Data about app and page elements
Content starts
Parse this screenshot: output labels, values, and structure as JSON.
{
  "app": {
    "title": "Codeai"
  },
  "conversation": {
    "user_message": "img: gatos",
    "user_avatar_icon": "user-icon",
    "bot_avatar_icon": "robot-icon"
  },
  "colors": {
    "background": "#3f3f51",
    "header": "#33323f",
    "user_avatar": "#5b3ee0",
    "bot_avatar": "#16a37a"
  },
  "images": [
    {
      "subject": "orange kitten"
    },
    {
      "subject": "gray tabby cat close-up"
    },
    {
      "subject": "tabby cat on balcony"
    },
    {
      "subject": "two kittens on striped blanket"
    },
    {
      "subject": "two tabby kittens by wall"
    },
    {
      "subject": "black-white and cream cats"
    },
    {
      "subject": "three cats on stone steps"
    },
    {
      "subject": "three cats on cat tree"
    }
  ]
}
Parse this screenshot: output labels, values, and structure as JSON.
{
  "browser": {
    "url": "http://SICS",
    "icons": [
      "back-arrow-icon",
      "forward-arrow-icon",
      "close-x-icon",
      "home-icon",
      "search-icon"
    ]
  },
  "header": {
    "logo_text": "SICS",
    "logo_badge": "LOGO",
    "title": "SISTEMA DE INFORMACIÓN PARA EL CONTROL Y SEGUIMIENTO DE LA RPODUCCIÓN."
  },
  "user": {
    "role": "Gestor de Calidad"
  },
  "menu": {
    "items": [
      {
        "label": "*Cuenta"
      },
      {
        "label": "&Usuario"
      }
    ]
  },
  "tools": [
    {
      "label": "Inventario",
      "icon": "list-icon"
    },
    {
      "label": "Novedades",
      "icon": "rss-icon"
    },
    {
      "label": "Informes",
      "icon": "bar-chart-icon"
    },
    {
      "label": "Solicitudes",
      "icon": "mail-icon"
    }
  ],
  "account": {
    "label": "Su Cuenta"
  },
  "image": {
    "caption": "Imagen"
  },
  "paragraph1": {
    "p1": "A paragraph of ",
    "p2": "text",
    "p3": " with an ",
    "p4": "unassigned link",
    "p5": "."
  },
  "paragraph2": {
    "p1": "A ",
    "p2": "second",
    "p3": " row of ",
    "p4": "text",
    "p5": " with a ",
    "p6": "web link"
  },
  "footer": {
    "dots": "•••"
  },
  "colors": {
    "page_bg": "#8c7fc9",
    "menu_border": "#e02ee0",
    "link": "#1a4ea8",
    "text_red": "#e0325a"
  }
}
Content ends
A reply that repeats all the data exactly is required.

### Task output:
Parse this screenshot: output labels, values, and structure as JSON.
{
  "app": {
    "title": "Codeai"
  },
  "conversation": {
    "user_message": "img: gatos",
    "user_avatar_icon": "user-icon",
    "bot_avatar_icon": "robot-icon"
  },
  "colors": {
    "background": "#3f3f51",
    "header": "#33323f",
    "user_avatar": "#5b3ee0",
    "bot_avatar": "#16a37a"
  },
  "images": [
    {
      "subject": "orange kitten"
    },
    {
      "subject": "gray tabby cat close-up"
    },
    {
      "subject": "tabby cat on balcony"
    },
    {
      "subject": "two kittens on striped blanket"
    },
    {
      "subject": "two tabby kittens by wall"
    },
    {
      "subject": "black-white and cream cats"
    },
    {
      "subject": "three cats on stone steps"
    },
    {
      "subject": "three cats on cat tree"
    }
  ]
}
Parse this screenshot: output labels, values, and structure as JSON.
{
  "browser": {
    "url": "http://SICS",
    "icons": [
      "back-arrow-icon",
      "forward-arrow-icon",
      "close-x-icon",
      "home-icon",
      "search-icon"
    ]
  },
  "header": {
    "logo_text": "SICS",
    "logo_badge": "LOGO",
    "title": "SISTEMA DE INFORMACIÓN PARA EL CONTROL Y SEGUIMIENTO DE LA RPODUCCIÓN."
  },
  "user": {
    "role": "Gestor de Calidad"
  },
  "menu": {
    "items": [
      {
        "label": "*Cuenta"
      },
      {
        "label": "&Usuario"
      }
    ]
  },
  "tools": [
    {
      "label": "Inventario",
      "icon": "list-icon"
    },
    {
      "label": "Novedades",
      "icon": "rss-icon"
    },
    {
      "label": "Informes",
      "icon": "bar-chart-icon"
    },
    {
      "label": "Solicitudes",
      "icon": "mail-icon"
    }
  ],
  "account": {
    "label": "Su Cuenta"
  },
  "image": {
    "caption": "Imagen"
  },
  "paragraph1": {
    "p1": "A paragraph of ",
    "p2": "text",
    "p3": " with an ",
    "p4": "unassigned link",
    "p5": "."
  },
  "paragraph2": {
    "p1": "A ",
    "p2": "second",
    "p3": " row of ",
    "p4": "text",
    "p5": " with a ",
    "p6": "web link"
  },
  "footer": {
    "dots": "•••"
  },
  "colors": {
    "page_bg": "#8c7fc9",
    "menu_border": "#e02ee0",
    "link": "#1a4ea8",
    "text_red": "#e0325a"
  }
}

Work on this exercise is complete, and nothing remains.